Scan the material below and copy every line holding the word "values".

▸ **THE INPUT**:
----
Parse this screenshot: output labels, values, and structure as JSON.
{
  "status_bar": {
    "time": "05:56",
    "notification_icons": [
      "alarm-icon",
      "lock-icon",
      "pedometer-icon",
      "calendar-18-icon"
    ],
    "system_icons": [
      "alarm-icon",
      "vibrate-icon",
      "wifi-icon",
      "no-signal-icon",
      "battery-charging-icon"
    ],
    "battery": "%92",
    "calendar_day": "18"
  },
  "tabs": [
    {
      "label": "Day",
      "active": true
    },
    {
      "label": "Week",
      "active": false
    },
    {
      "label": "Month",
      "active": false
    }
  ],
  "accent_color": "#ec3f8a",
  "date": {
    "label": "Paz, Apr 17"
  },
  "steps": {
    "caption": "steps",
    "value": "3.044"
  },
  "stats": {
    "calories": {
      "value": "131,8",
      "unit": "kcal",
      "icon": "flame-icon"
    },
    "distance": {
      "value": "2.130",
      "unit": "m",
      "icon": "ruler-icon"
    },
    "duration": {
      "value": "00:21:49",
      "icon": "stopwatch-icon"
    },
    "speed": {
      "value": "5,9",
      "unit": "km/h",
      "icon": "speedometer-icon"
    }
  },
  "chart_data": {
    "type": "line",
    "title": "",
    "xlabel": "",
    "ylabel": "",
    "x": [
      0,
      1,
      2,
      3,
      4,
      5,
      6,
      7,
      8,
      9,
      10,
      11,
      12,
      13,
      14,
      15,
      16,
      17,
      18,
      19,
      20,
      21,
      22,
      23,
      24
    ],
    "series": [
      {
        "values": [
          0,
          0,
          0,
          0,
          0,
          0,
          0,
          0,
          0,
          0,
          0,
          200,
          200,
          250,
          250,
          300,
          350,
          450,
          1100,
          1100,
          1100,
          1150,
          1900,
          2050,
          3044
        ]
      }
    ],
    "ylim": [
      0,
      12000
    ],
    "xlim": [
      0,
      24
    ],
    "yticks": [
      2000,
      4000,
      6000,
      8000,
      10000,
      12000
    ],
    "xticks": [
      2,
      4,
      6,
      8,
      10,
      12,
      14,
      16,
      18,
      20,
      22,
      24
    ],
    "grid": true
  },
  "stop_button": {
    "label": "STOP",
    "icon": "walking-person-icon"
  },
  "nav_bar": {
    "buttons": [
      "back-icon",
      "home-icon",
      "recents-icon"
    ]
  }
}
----
▸ **SOLVED PROBLEM**:
Parse this screenshot: output labels, values, and structure as JSON.
        "values": [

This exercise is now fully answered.